OAKLAND (BCN)-- A report card released today by a community group gave low marks to several aspects of a recent annual law enforcement expo in Alameda County that is all about saving lives, according to a sheriff's spokesman.
The report card by the Stop Urban Shield Coalition was released this morning at about 9 a.m. just before the start of the final meeting of the Alameda County Urban Shield Task Force, which met in a county social
service agency building at 2000 San Pablo Ave. in Oakland.
The task force met to make its final recommendations to the Alameda County Board of Supervisors, which will decide on future funding for the expo.
"There's some tension in the room," Lara Kiswani, a task force member and Stop Urban Shield Coalition member, said.
Kiswani is one of 17 people who have been meeting since March to help the Alameda County Board of Supervisors decide on the future funding.
The expo has taken place in the county each year for the last 11 years. This year's expo took place earlier this month at the Alameda County Fairgrounds in Pleasanton.
Kiswani said today's meeting was going as expected with a number of diverse opinions.
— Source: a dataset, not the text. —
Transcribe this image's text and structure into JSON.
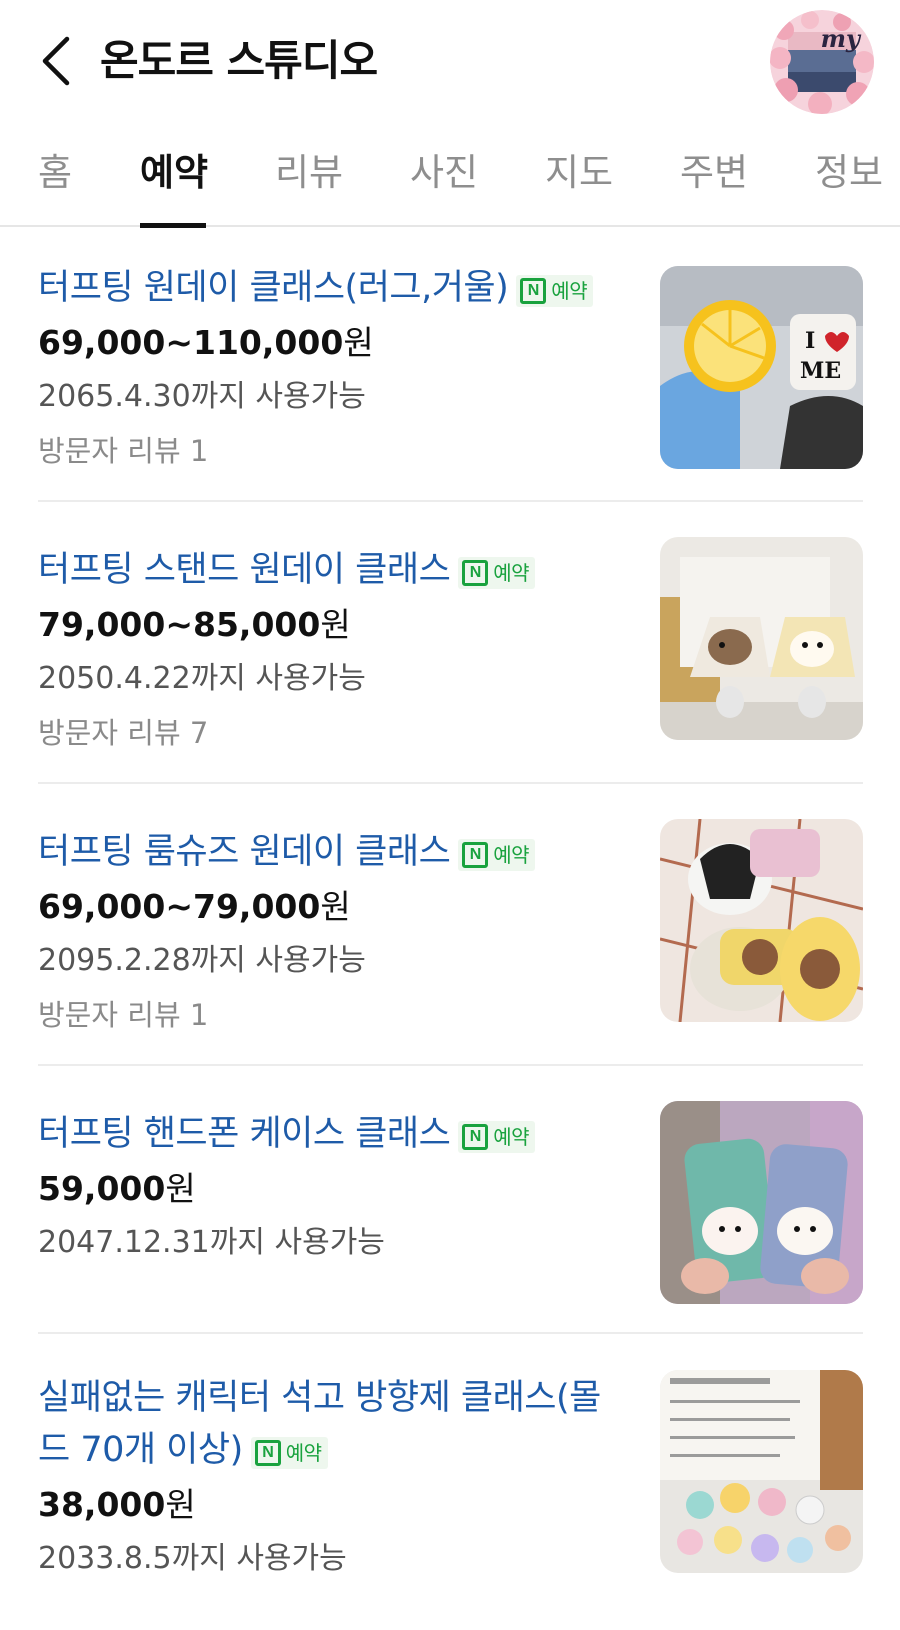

She said some people were trying to make people the priority of the expo while others were focused on other interests.
Kiswani said some people on the task force stand to benefit financially from the expo.
Grades in the report card were based on observations made by members of the Stop Urban Shield Coalition who attended this year's expo and who graded it in five areas including police militarization; racism, xenophobia and culture; surveillance; financial interests and de-escalation.
Each area was graded on a scale from A to F, where A is the best grade and F the worst.
Coalition members gave the expo F grades in the areas of police militarization; racism, xenophobia and culture and surveillance and D grades in the categories of financial interests and de-escalation.
Alameda County sheriff's spokesman Sgt. Ray Kelly disagreed with the grades. He said the report card is not an objective look at the expo, which he described as a preparedness exercise rather than a SWAT training and weapons expo as the coalition did.
"We are offended," Kelly said of the grade of F for the category of racism, xenophobia and culture.
Coalition members based that grade in part on a highly stereotyped image of a mentally ill person in a hospital scenario and the expo's program and trainings which coalition members said were "structured around a 'nexus
to terrorism' mandated by the federal government, which contribute to an anti-Arab and Islamophobic sentiment."
Kiswani is also the executive director of the San Francisco-based Arab Resource & Organizing Center, an organization that aims to empower the Bay Area's Arab community.
Kelly said underlying everything at the expo is preparedness for natural and manmade disasters and terrorism.
According to Kelly, 11 years ago the world did not experience vehicle-born attacks like that in Barcelona, Spain.
"All that's changed now," he said.
Police have had to respond to the changes by adopting new technology, which is meant to save lives, according to Kelly. Police used to carry a revolver but technology changed and police were being outgunned.
The technology police are using today has saved lives, Kelly said.
Kelly gave Urban Shield credit for the response and subsequent capture of the suspects in the Boston Marathon bombing.
"There is no other first-responder exercise like it in the world," Kelly said.
The task force is being asked to deliver a final report to the Alameda County Board of Supervisors this month.